In 2015, this collective of concerned writers and artists wrote an open letter to Oxford University Press criticising the changes, and it was during this process that Macfarlane and Morris decided to collaborate on The Lost Words. In it, Macfarlane took a selection of words which had been ditched by the OJD – bramble, heron, lark and otter among them – and wrote acrostic poems about each, supported by Morris’s evocative illustrations. In his introduction, Macfarlane doesn’t describe his poems as poems but as spells, “spells of many kinds that might just, by the old, strong magic of speaking aloud, unfold dreams and songs, and summon lost words back into the mouth and the mind’s eye.”
The Lost Words is a wonderful book, and the motives behind it unimpeachable. However, from the perspective of the beleaguered Scots tongue, all this drama over a few nature words getting deleted from a single kids’ dictionary might have seemed a little overblown. After all, it’s not as if these words are being removed from the grown-up version of the Oxford English Dictionary; they will continue to be part of a language spoken by roughly 20 per cent of the world’s population for the foreseeable future, and it seems likely that, in ten years’ time, when the English-speaking school kids of today have become English-speaking adults, most of them will still know what a blackberry is.
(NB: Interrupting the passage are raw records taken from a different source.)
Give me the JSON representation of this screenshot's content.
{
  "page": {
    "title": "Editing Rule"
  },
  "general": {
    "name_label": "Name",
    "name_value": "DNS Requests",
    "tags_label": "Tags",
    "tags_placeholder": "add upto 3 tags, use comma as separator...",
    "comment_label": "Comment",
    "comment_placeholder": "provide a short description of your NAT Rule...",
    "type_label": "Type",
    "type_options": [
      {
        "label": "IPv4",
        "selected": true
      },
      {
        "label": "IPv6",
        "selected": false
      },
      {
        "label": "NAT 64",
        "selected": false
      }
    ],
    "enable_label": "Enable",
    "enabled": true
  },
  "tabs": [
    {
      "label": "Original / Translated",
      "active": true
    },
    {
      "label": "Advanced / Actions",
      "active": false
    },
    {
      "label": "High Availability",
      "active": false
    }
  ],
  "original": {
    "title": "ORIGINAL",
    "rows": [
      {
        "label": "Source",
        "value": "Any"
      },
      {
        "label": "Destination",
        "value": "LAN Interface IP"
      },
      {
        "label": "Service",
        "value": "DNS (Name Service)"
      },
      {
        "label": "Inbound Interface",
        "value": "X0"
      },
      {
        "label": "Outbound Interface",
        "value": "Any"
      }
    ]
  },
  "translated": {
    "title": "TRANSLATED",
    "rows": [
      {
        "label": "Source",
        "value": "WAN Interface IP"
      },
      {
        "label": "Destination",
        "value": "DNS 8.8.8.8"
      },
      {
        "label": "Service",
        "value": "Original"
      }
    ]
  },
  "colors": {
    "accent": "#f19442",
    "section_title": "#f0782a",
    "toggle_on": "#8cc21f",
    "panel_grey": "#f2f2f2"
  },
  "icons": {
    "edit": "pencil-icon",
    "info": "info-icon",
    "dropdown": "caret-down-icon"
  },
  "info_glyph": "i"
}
By contrast, how many kids growing up in Scotland today will know what a black-blutter is by 2028? Or a jacky-forty-feet? Or a sinnie-fynnie? These words (meaning blackberry, centipede and black guillemot respectively) all appear in Amanda Thomson’s new book, A Scots Dictionary of Nature, published by Saraband. A visual artist rather than a lexicographer, Thomson was inspired to complete this magical compendium after picking up a copy of Jamieson’s 1846 Dictionary of the Scots Language in a second-hand bookshop. “This old dictionary made me begin to wonder about lost connections to land and place,” she writes, “and perhaps even ways of seeing and being in the world.”
The idea that the best way to get a feel for a place is through the words and phrases used by people who live there is nothing new. Macfarlane’s own Landmarks book of 2015 set out to do much the same thing, but with reference to idiosyncratic landscape words from all over the UK, and during the Scottish Renaissance Hugh MacDiarmid famously tried to revive old Scots nature words like watergaw and yowdendrift by writing poems in “synthetic Scots.”
Language tends to evolve in a cruelly Darwinian way, with unloved words slowly falling out of fashion while new coinages become popular overnight, and trying to reclaim lost or forgotten words just for the sake of it feels like swimming against the tide. As MacDiarmid proved, however, there’s nothing wrong with plucking a word from obscurity if it perfectly expresses what you are trying to say, and Thomson’s book is full of words and expressions which, although not in common usage now, seem ripe for reappropriation.
After all, can there be a better word in any language to describe the noise of a wave breaking on the beach than o’erswak? Or a better word for loose stones lying on a hillside than sclithers? Or a better, more casually dismissive word for a light dusting of snow than a peuchling? And if there’s a more evocative word than sleech to describe the black ooze formed by decaying seaweed at the high-tide line of a beach, I’d very much like to hear it. Finally, I’ve never had the pleasure of seeing a gathering of weasels with my own eyes, but I’m pretty sure a whutterick-fuffing is a spot-on description of that, too. n